**WORK TO COMPLETE:** Search the records for the word "time" and copy each line in which it appears.

>>>

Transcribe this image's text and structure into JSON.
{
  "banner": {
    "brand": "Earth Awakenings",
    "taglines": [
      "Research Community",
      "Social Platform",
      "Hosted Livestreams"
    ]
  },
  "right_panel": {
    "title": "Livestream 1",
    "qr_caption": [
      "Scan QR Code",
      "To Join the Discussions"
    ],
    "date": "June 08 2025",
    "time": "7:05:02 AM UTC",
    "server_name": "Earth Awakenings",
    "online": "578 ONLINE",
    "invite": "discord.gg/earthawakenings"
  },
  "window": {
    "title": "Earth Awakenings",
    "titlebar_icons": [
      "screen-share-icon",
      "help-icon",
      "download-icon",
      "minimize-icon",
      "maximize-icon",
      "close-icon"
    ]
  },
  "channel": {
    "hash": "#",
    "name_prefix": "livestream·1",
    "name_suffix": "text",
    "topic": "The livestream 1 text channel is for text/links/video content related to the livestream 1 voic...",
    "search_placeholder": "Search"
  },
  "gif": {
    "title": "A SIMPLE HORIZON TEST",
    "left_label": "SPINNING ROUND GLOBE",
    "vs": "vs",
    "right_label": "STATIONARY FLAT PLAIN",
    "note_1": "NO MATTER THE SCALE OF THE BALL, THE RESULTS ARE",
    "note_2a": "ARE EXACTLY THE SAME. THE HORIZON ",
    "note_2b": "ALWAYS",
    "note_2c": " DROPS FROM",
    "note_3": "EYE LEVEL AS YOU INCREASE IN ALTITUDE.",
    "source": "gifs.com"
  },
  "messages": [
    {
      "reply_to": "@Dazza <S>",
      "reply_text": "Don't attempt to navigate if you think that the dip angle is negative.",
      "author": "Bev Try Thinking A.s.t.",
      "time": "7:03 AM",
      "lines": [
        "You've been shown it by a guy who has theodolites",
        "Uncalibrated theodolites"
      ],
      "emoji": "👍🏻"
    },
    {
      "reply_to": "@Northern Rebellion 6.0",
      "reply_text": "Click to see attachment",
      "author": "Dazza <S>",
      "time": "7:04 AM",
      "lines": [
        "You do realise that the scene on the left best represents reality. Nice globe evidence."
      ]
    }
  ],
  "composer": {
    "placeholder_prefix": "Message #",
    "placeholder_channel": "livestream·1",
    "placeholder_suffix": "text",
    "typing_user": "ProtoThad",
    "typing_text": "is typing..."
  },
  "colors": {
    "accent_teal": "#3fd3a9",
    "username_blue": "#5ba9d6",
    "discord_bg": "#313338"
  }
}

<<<

**TASK ANSWER:**
    "time": "7:05:02 AM UTC",
      "time": "7:03 AM",
      "time": "7:04 AM",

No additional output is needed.